Since the last three years, the Information Technology Bill has been discussed in the federal parliament. Recently the Ministry of Communications and Information Technology released the drafts of the National Cyber Security Policy. It is therefore important to explore various aspects of the policies, rules and regulation that Nepal government is in the process of preparing, and which already exists, to make sure all aspects of human rights of every citizen in Nepal is addressed properly. Some of the most common cybercrimes reported in Nepal include ATM attacks, ransomware, spear phishing, privacy leaks and various crimes related to social media, including physical, mental and sexual harassments, trafficking, drug peddling, identification of theft possibilities, child pornography and dissemination of false information.

Character assassination, particularly of girls and women professionals and leaders is a common form of cybercrime that often goes unaddressed. According to a report in Onlinekhabar, issues related to cybersecurity first surfaced and started being discussed in Nepal in 2013. It is reported that around that time the Crime Investigation Bureau of Nepal police reported 19 cases of social media related crimes. It reports that in July 2013 a young woman fell victim to online swindling and transferred NRs 110,000 for online airline ticket booking. She was able to get only Rs 15,000.00 with help from the district court. Similarly the first reported case of cyberbullying was in 2014, in Kathmandu School of Law. The Nepal police arrested an 18 year old who had operated as an anonymous #Opnep for hacking government websites, including Nepal Telecom and National Tuberculosis Centre in 2016.

Digital literacy
These were the first cases reported. Since then, it is not an exaggeration to say that cybercrime in Nepal, like all over the world, is increasing day by day. Children, elderly, people with disabilities, girls and women seem to be the most vulnerable to such attacks. Discussions on the draft of the National Cyber Security Policy 2078 from a human rights perspective is indeed very important to make sure all issues are addressed before the Policy gets finalised. As the world is advancing in the digital age, the global population starts using digital modes to meet their daily needs.

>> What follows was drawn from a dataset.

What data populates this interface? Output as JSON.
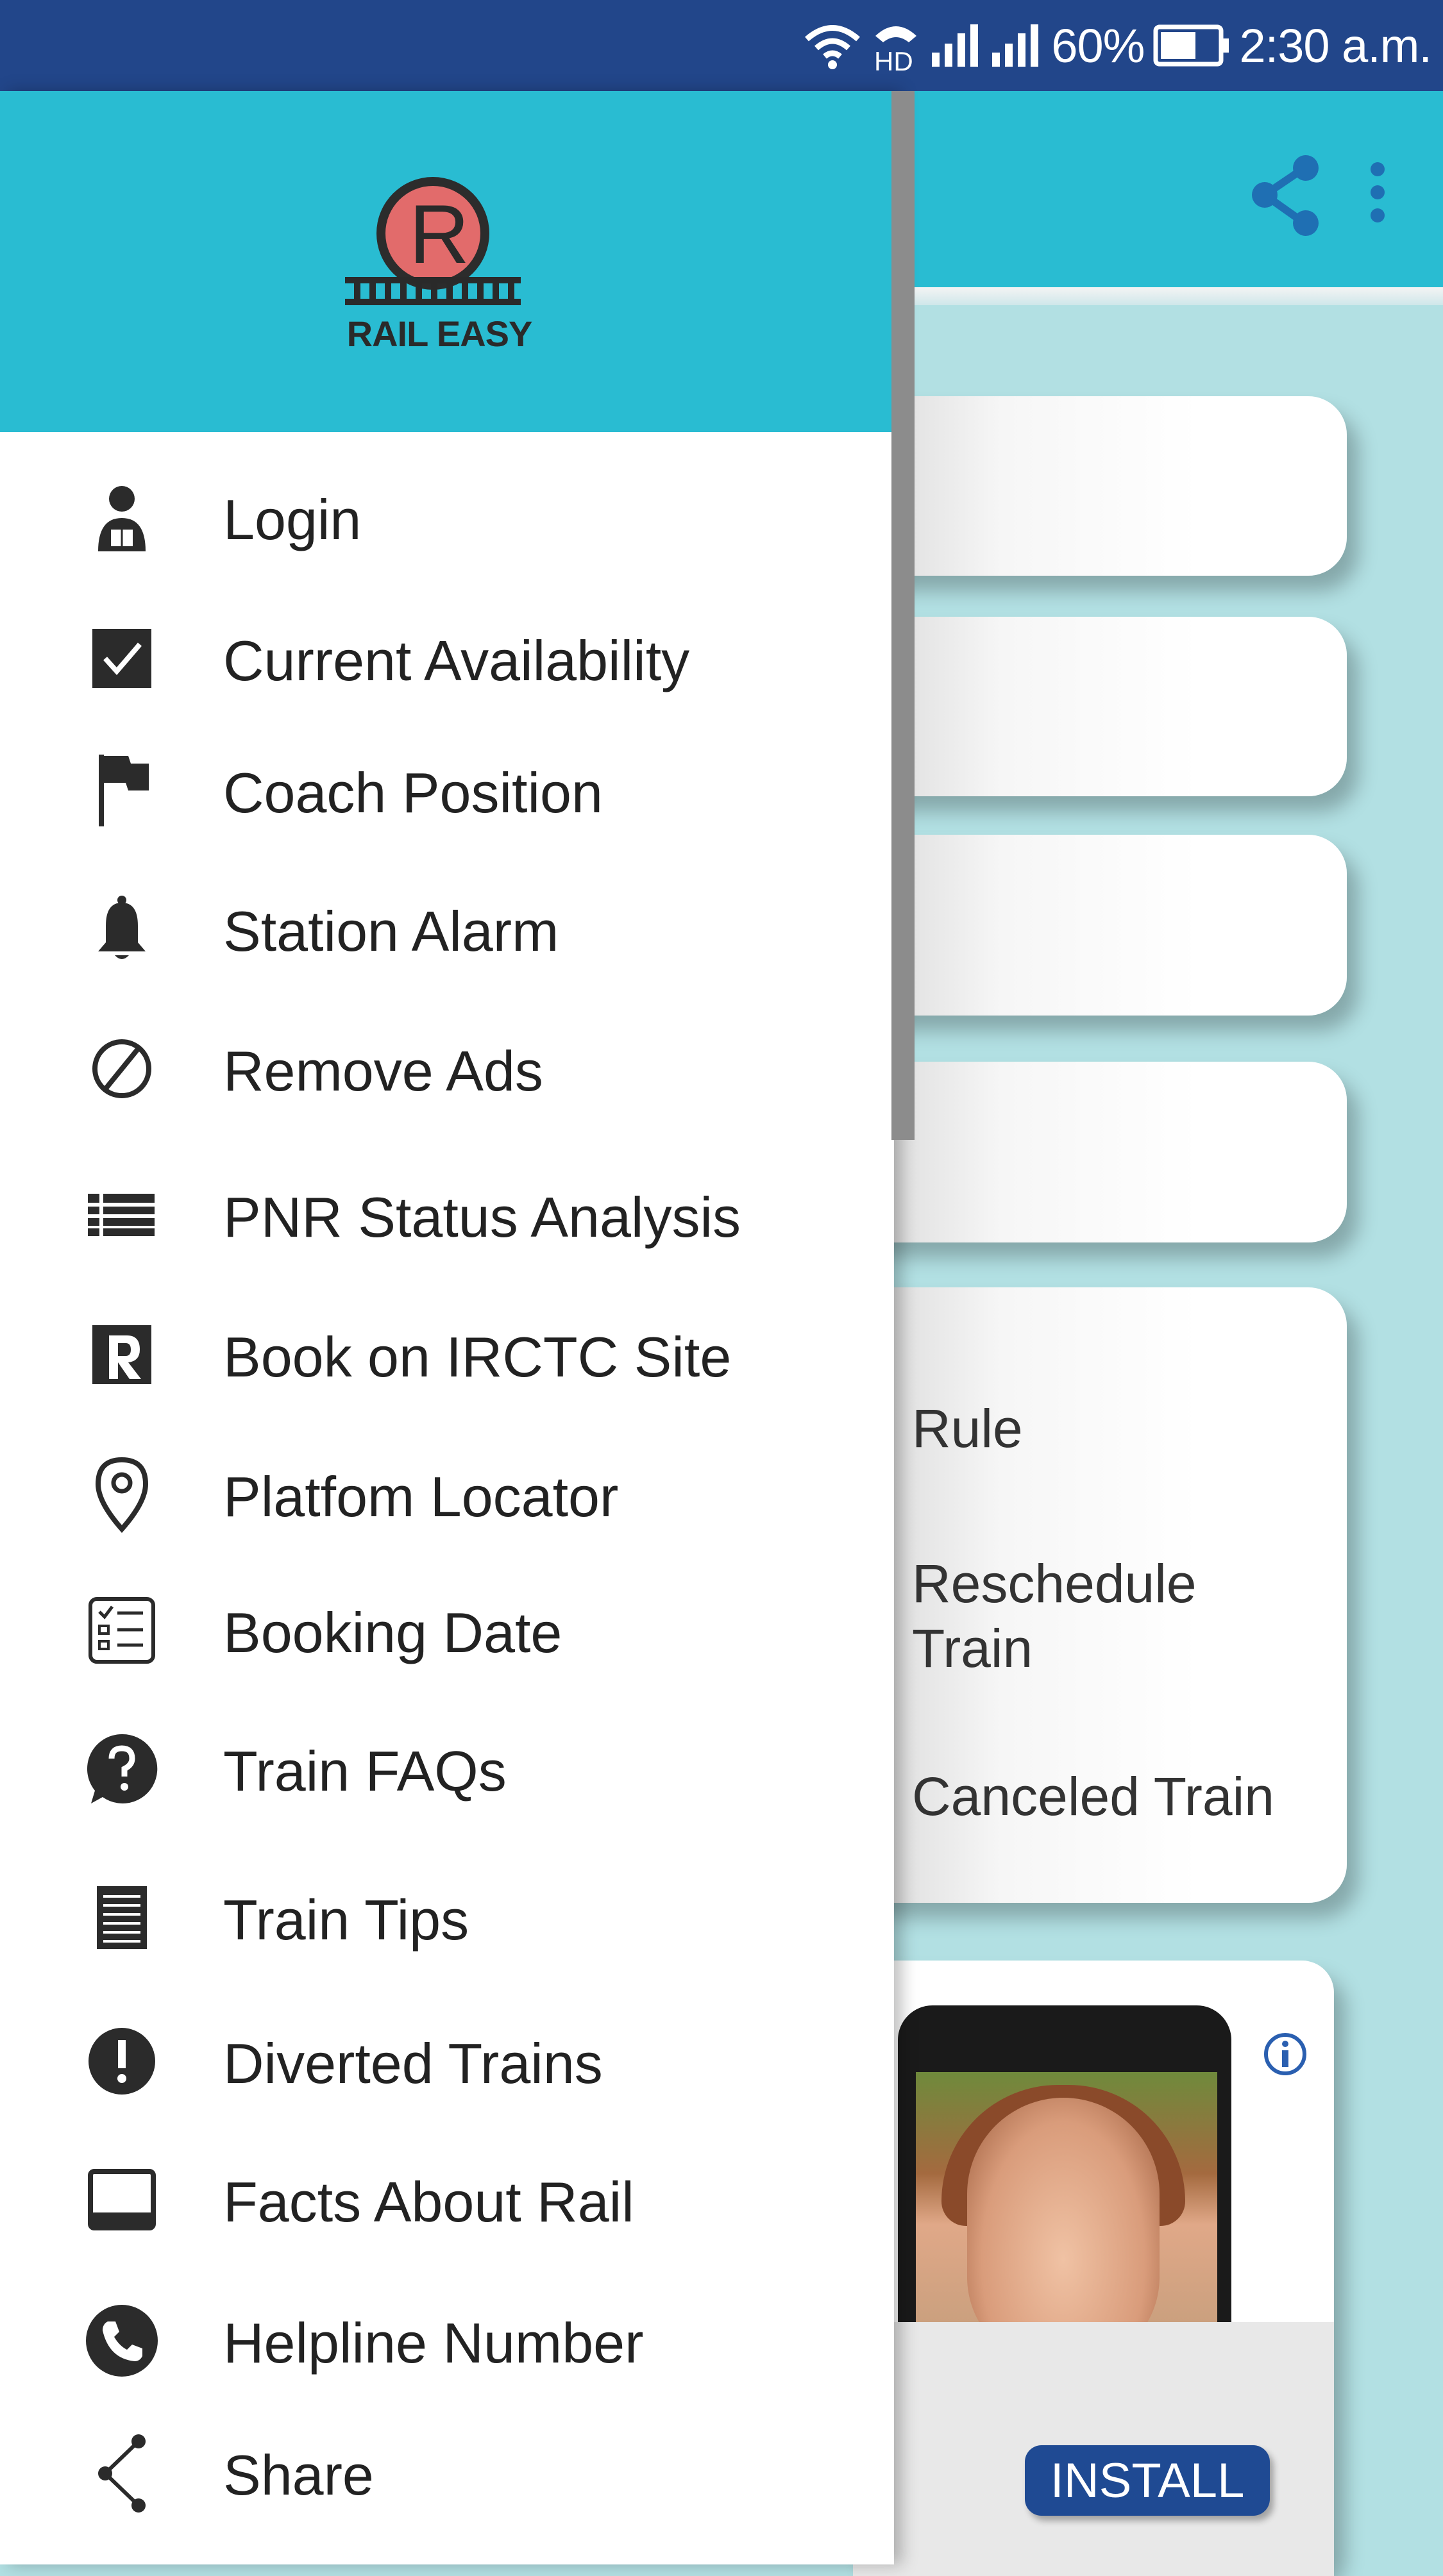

The digital literacy of different sections of the population varies based on different aspects of their existence. As a result, access to digital services, jobs and education on how to use the services in an informed and enlightened way and how to keep safe must be addressed properly by this policy so that all rights of the entire population is ensured. Due to lack of digital education and knowledge, many people are left behind in getting the basic necessities of a good and meaningful life. Likewise, due to lack of information, people get victimised by the smart digital nerds and people with ill intentions. Nepal’s cyber security strategy and policy should address this and make sure all Nepali citizens’ human rights are addressed and they get equal access to benefits and redressal methods equally.

(Namrata Sharma is a journalist and women rights activist. namrata1964@yahoo.com Twitter handle: @NamrataSharmaP)